**BRIEF**: If a line in the records below holds the word "pages", copy it.

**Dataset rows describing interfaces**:
__________
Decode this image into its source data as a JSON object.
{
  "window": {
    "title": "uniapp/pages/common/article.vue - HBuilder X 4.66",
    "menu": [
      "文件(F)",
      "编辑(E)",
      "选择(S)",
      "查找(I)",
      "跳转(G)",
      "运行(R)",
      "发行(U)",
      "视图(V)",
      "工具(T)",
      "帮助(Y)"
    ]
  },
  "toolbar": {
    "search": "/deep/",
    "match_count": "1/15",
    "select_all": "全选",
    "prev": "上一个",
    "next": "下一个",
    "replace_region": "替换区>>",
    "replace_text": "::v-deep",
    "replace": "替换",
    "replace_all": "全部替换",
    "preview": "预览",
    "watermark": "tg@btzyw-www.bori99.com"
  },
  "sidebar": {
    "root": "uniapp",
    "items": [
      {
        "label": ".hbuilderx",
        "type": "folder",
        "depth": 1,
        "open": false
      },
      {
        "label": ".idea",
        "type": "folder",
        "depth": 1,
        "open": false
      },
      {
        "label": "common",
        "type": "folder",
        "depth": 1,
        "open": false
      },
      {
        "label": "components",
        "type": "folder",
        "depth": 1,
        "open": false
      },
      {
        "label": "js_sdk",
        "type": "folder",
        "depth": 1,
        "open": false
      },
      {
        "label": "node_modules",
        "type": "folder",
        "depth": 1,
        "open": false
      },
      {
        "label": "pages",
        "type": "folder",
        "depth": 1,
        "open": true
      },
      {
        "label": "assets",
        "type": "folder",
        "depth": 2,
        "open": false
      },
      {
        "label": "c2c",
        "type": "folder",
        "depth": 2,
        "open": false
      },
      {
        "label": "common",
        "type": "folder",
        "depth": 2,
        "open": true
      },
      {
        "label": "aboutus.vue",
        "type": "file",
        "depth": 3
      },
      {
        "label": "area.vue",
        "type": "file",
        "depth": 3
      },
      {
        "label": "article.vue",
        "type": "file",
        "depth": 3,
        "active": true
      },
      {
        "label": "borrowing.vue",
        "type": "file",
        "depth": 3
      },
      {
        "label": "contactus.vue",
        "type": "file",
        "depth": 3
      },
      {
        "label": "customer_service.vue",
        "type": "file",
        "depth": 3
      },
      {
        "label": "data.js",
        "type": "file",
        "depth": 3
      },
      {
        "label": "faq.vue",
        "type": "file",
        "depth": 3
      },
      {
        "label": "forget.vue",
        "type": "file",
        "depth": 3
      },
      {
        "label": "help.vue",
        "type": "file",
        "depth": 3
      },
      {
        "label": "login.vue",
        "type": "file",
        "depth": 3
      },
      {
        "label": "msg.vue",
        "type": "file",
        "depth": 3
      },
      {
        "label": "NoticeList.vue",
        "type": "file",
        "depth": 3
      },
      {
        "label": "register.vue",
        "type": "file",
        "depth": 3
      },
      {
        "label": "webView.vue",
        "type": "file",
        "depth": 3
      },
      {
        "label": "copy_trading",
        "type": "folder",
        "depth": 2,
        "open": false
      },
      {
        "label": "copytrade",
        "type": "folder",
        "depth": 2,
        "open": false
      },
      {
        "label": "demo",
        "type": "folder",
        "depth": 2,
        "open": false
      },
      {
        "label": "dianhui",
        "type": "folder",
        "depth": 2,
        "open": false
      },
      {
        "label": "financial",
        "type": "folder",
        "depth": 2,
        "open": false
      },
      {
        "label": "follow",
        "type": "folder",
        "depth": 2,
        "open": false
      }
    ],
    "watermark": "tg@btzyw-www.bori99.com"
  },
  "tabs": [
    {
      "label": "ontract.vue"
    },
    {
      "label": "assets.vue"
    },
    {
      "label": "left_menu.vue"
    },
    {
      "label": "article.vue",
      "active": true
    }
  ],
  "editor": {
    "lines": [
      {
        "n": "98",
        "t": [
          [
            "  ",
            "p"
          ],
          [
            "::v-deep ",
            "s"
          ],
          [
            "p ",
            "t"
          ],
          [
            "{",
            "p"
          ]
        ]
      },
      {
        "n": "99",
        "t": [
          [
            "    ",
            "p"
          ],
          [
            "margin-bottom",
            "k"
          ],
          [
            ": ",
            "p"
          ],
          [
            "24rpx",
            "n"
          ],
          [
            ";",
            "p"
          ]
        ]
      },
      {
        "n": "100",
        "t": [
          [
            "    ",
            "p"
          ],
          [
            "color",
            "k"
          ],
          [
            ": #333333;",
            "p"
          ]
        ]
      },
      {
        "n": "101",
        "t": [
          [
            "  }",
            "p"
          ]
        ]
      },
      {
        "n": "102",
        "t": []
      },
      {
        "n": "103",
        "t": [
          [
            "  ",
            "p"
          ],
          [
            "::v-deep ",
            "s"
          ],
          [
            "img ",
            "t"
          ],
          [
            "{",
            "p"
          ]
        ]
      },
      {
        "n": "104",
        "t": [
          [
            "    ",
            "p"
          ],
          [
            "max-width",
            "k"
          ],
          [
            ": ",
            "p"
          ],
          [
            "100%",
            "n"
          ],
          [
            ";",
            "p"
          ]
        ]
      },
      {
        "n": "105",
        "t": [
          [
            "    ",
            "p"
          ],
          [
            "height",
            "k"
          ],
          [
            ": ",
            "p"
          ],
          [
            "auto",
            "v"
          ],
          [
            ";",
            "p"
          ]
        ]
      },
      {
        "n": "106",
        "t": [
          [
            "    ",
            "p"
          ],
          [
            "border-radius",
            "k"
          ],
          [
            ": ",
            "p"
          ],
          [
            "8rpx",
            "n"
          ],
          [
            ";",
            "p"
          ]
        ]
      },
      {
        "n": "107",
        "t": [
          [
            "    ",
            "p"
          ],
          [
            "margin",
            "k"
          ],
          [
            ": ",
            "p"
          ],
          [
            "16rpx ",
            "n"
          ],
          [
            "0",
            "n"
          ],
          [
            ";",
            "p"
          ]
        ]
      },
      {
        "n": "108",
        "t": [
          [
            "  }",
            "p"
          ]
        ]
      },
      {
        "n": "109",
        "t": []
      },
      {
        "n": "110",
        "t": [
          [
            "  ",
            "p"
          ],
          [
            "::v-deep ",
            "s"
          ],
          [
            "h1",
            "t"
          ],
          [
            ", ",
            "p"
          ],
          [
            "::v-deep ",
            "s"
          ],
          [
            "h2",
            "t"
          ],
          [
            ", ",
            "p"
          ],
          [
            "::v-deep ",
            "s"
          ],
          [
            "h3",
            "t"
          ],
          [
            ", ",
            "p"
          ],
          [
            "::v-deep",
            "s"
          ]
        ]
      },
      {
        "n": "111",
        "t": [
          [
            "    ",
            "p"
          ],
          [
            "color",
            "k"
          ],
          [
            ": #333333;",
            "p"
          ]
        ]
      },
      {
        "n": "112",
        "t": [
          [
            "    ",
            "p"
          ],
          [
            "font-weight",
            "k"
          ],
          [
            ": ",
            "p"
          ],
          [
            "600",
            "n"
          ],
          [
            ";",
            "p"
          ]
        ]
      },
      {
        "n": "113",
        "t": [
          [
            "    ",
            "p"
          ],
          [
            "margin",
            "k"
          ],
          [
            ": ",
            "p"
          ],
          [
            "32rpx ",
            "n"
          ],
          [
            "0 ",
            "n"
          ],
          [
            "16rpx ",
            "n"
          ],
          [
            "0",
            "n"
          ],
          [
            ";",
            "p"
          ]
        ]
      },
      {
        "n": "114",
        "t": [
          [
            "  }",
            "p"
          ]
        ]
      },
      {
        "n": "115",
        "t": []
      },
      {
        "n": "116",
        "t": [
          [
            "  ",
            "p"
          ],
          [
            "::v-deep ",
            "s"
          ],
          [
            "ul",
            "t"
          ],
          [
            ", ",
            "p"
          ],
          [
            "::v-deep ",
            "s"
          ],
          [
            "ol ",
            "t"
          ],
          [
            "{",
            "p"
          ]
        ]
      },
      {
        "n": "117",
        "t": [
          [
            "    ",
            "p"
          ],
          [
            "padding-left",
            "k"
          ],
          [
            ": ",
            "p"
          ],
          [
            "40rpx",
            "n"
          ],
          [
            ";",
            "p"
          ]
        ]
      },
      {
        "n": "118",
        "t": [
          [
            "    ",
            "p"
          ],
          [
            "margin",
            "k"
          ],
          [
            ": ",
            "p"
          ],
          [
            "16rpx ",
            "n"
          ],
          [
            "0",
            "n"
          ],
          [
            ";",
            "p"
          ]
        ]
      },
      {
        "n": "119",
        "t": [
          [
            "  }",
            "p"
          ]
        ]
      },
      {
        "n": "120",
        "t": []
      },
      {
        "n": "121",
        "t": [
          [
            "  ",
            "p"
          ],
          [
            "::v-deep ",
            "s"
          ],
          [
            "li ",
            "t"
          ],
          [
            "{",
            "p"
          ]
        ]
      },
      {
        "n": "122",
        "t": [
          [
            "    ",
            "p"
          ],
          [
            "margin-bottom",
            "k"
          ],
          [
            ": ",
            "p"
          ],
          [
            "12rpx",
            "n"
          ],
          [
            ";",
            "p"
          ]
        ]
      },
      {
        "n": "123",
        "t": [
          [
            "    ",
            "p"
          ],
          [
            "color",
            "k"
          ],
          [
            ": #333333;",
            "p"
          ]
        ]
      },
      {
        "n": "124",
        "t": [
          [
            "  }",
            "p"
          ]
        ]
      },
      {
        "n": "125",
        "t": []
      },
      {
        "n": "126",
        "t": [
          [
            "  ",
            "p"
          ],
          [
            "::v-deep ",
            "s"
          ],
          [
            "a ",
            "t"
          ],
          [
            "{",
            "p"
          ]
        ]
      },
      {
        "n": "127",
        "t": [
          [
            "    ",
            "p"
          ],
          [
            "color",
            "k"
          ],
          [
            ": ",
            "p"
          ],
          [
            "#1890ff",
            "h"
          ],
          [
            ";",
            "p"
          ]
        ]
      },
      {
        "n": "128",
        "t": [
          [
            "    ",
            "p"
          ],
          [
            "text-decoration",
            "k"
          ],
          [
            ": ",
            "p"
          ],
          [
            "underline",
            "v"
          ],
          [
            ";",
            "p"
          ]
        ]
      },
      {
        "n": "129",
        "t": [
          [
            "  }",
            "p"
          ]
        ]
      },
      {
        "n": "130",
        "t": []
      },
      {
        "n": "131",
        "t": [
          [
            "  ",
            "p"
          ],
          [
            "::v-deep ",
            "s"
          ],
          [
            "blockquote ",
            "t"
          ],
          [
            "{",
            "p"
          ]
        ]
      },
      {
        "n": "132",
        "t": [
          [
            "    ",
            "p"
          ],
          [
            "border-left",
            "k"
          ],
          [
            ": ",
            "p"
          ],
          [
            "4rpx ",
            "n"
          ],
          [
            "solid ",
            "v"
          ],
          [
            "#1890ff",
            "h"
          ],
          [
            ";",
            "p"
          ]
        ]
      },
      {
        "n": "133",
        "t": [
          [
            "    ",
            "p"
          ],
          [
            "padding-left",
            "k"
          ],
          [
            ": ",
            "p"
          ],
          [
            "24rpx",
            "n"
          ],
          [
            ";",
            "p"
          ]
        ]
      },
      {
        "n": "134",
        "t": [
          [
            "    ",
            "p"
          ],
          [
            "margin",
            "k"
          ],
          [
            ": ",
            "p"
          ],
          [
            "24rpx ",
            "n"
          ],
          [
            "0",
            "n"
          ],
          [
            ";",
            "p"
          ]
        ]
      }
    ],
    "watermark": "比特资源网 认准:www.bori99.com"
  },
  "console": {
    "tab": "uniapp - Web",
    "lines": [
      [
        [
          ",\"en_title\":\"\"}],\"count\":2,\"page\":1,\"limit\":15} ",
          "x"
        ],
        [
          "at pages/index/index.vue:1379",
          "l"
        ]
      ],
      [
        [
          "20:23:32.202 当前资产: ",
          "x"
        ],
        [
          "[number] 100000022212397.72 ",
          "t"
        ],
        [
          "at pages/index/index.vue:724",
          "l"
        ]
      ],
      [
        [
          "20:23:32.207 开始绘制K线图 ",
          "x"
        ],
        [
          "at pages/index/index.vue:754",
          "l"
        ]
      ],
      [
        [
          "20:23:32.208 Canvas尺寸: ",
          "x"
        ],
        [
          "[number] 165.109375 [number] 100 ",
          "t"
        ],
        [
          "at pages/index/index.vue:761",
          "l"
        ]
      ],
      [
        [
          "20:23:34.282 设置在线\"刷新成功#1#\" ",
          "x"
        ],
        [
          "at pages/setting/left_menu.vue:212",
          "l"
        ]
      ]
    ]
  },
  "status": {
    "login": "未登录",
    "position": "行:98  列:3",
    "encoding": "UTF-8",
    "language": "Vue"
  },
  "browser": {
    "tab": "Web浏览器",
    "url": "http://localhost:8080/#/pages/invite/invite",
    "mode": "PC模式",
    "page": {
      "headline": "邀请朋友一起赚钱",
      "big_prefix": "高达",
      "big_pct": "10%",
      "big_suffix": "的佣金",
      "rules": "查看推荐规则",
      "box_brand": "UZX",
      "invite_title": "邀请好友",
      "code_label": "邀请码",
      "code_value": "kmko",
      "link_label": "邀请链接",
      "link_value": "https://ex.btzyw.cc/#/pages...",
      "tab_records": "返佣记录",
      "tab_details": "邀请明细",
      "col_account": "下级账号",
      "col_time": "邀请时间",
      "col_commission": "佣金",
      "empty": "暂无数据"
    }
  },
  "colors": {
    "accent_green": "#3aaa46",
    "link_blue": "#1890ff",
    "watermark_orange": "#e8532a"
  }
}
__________
**EXPECTED ANSWER**:
    "title": "uniapp/pages/common/article.vue - HBuilder X 4.66",
        "label": "pages",
          "at pages/index/index.vue:1379",
          "at pages/index/index.vue:724",
          "at pages/index/index.vue:754",
          "at pages/index/index.vue:761",
          "at pages/setting/left_menu.vue:212",
    "url": "http://localhost:8080/#/pages/invite/invite",
      "link_value": "https://ex.btzyw.cc/#/pages...",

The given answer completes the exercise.